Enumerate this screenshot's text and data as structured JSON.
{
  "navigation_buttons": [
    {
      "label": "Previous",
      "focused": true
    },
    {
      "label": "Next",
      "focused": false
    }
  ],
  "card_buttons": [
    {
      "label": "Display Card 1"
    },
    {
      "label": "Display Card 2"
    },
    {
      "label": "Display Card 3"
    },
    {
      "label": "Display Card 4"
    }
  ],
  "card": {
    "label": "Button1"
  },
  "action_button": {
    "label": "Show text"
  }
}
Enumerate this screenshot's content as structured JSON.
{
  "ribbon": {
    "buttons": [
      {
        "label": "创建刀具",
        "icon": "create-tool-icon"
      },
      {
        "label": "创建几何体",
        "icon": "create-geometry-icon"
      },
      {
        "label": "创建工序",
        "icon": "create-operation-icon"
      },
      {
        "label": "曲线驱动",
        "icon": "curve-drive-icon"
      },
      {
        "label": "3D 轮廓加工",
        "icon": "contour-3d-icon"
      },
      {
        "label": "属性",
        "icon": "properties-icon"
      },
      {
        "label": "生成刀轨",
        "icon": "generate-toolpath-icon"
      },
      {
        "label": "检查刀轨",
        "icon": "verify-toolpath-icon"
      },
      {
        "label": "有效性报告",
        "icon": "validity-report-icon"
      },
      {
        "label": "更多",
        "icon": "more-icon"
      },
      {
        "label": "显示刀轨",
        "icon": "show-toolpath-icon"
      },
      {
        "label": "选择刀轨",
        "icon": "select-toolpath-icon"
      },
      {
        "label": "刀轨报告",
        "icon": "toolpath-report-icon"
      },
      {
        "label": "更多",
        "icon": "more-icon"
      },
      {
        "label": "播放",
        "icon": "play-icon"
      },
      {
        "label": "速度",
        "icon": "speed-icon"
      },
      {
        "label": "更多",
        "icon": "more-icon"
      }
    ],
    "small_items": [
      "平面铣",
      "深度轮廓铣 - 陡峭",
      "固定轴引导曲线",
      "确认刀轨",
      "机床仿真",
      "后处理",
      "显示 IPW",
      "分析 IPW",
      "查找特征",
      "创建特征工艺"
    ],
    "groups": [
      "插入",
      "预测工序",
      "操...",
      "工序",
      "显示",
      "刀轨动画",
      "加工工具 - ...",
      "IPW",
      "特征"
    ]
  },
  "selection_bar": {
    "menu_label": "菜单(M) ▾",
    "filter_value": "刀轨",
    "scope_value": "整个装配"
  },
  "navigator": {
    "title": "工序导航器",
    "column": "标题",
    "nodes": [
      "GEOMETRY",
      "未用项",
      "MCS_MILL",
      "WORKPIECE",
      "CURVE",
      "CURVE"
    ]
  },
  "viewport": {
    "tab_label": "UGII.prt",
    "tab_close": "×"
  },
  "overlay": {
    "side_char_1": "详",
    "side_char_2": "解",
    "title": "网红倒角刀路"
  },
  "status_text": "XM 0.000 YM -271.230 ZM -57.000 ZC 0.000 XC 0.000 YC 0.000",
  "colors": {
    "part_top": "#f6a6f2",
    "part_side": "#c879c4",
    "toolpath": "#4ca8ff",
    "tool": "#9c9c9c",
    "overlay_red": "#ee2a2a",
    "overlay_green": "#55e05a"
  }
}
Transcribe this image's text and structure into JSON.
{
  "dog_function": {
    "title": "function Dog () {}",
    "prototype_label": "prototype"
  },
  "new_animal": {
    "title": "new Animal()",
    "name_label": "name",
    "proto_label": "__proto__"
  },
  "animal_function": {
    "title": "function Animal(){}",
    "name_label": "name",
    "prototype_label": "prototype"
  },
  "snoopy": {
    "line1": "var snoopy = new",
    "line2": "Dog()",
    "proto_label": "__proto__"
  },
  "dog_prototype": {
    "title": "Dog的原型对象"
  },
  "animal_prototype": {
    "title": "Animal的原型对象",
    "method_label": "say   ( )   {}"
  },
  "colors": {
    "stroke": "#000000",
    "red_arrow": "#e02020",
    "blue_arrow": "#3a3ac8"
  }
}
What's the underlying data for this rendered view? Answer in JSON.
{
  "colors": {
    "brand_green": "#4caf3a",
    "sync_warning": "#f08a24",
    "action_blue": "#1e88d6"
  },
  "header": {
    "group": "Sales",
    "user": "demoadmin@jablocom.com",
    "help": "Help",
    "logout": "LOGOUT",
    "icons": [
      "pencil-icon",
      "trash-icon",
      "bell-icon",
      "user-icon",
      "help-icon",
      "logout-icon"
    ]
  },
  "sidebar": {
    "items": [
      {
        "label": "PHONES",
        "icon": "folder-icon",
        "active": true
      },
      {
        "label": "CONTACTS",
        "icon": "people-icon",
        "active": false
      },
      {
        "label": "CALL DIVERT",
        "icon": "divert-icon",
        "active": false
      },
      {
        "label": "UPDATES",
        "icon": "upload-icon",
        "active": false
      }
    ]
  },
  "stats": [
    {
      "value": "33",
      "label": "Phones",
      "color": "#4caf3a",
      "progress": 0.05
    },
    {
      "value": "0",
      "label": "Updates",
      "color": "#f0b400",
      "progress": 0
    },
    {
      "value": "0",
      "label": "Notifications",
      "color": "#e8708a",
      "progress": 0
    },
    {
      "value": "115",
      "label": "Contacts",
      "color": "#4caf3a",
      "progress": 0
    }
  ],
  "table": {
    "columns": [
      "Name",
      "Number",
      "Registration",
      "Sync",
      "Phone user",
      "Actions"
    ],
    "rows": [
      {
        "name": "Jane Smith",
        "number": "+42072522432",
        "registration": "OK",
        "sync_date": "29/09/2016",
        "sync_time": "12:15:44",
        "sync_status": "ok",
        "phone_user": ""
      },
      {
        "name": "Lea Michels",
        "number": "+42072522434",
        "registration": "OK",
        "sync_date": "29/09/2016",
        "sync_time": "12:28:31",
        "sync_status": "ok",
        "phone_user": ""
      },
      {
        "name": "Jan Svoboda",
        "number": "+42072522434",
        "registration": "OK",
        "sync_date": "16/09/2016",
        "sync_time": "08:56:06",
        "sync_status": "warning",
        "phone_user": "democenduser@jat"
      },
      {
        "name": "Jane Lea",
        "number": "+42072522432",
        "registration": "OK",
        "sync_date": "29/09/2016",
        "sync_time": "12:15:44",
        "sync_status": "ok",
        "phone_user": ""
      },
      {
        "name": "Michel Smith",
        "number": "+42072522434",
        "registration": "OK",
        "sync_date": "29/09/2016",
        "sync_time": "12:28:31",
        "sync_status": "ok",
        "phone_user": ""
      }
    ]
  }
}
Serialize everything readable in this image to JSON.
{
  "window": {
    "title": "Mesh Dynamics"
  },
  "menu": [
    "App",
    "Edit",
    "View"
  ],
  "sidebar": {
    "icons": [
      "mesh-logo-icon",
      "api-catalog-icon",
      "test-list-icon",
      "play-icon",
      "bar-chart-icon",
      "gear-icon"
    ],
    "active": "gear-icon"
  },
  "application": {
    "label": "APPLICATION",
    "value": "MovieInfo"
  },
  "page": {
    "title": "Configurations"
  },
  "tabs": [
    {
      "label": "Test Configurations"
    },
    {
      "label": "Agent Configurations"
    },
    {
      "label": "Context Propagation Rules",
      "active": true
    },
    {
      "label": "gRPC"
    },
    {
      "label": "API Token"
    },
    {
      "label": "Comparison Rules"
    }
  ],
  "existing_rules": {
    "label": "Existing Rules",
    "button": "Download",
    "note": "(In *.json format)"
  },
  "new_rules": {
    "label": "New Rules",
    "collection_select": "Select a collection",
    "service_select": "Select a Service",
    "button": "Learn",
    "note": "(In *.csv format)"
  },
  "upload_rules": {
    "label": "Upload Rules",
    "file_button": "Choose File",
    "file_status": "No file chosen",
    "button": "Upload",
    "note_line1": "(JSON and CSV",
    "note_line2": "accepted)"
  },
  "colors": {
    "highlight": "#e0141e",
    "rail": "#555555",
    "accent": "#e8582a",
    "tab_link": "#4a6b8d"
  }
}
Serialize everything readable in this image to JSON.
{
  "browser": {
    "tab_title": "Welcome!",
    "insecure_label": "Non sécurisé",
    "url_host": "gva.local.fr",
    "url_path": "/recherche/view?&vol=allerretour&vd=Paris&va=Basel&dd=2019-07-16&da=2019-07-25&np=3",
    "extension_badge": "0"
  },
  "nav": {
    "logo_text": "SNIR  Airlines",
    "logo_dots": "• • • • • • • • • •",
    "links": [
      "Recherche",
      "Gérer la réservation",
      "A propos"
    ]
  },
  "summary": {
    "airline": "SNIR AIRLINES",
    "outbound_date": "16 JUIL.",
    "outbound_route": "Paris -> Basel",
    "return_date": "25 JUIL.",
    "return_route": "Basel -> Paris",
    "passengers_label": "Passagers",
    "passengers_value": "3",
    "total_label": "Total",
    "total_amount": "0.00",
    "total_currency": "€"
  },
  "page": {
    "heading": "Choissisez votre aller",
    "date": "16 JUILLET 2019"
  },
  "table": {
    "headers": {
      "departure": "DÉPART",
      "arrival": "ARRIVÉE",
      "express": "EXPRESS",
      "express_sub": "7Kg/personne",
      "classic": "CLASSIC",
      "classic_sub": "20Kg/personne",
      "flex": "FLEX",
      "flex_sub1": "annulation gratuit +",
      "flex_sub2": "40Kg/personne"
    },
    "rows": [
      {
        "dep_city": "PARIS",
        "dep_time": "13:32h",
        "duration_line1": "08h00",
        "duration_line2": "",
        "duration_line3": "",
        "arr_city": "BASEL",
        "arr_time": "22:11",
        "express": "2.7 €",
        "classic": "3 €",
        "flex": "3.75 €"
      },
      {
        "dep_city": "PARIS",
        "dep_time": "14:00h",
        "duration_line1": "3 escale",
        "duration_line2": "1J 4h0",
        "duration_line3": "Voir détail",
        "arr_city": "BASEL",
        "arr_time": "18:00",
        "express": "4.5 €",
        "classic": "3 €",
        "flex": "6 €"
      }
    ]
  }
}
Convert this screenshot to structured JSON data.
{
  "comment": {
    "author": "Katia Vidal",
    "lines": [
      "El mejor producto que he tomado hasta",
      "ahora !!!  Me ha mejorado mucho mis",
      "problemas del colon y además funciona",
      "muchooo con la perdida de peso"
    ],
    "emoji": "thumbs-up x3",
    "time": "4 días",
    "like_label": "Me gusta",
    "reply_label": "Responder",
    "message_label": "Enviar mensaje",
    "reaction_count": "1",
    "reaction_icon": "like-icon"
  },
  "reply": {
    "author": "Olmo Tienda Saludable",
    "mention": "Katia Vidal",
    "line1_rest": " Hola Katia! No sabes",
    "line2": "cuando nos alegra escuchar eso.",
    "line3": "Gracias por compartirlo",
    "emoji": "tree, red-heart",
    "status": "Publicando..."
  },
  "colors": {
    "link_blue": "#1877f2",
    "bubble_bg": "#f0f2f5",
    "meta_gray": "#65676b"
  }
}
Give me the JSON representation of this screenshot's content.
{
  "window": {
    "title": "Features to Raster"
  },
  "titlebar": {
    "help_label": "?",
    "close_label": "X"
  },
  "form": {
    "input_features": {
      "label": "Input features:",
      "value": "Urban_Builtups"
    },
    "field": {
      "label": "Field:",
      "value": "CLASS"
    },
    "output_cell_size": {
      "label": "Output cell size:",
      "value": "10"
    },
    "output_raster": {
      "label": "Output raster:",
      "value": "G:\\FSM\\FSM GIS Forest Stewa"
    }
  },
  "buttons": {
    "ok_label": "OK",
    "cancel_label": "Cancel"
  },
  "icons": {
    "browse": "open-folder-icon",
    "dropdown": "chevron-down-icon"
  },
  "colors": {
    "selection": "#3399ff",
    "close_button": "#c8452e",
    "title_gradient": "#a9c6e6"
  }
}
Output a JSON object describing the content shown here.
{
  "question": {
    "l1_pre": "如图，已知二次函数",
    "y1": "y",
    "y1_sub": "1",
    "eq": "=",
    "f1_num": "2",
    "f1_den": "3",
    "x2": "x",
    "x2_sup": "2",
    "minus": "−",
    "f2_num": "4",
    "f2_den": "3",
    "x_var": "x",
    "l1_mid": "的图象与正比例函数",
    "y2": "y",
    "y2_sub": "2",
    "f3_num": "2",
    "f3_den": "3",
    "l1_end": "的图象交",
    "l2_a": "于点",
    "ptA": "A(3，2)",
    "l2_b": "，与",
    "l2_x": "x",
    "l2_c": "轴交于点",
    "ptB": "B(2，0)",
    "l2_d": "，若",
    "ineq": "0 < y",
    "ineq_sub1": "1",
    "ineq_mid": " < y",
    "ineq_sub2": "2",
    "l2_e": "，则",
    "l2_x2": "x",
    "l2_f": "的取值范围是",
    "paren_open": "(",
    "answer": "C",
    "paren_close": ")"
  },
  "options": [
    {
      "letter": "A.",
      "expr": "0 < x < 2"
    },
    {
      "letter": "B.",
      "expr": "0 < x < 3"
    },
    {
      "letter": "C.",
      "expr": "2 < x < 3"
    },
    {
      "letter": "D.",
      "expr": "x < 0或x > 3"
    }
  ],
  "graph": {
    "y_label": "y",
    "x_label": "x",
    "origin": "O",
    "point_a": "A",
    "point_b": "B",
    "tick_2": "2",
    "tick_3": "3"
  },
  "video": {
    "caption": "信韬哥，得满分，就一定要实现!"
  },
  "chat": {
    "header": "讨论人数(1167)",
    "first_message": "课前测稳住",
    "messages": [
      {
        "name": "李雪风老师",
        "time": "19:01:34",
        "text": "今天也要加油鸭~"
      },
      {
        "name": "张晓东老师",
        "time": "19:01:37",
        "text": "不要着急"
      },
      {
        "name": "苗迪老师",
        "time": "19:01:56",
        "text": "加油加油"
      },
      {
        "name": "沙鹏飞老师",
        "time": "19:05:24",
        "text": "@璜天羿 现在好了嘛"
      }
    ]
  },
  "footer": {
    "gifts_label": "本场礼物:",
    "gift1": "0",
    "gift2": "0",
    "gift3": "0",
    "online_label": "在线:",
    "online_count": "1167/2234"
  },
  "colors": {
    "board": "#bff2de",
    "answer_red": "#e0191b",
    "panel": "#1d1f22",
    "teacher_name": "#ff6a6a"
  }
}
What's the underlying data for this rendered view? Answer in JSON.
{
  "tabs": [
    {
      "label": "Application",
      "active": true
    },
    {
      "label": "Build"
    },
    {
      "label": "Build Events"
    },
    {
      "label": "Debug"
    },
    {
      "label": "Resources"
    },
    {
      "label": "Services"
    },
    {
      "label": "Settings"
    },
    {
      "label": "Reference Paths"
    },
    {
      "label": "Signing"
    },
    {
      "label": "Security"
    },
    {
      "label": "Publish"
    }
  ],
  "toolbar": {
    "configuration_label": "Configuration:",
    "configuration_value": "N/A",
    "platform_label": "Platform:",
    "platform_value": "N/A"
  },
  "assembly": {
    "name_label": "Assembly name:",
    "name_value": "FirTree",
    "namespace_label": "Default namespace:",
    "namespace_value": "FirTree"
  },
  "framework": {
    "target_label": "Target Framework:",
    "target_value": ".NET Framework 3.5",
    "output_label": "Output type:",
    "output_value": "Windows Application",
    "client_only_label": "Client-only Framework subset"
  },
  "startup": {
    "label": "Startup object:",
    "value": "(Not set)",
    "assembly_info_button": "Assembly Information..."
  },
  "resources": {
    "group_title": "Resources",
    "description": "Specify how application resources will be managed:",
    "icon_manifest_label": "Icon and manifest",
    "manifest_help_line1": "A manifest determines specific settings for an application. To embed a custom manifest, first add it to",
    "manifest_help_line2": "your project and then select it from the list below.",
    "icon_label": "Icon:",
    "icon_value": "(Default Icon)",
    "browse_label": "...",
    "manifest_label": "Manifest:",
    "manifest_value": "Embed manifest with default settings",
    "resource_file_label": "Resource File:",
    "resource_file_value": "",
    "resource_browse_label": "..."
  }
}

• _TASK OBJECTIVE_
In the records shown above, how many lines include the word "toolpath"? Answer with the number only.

• _EXERCISE ANSWER_
6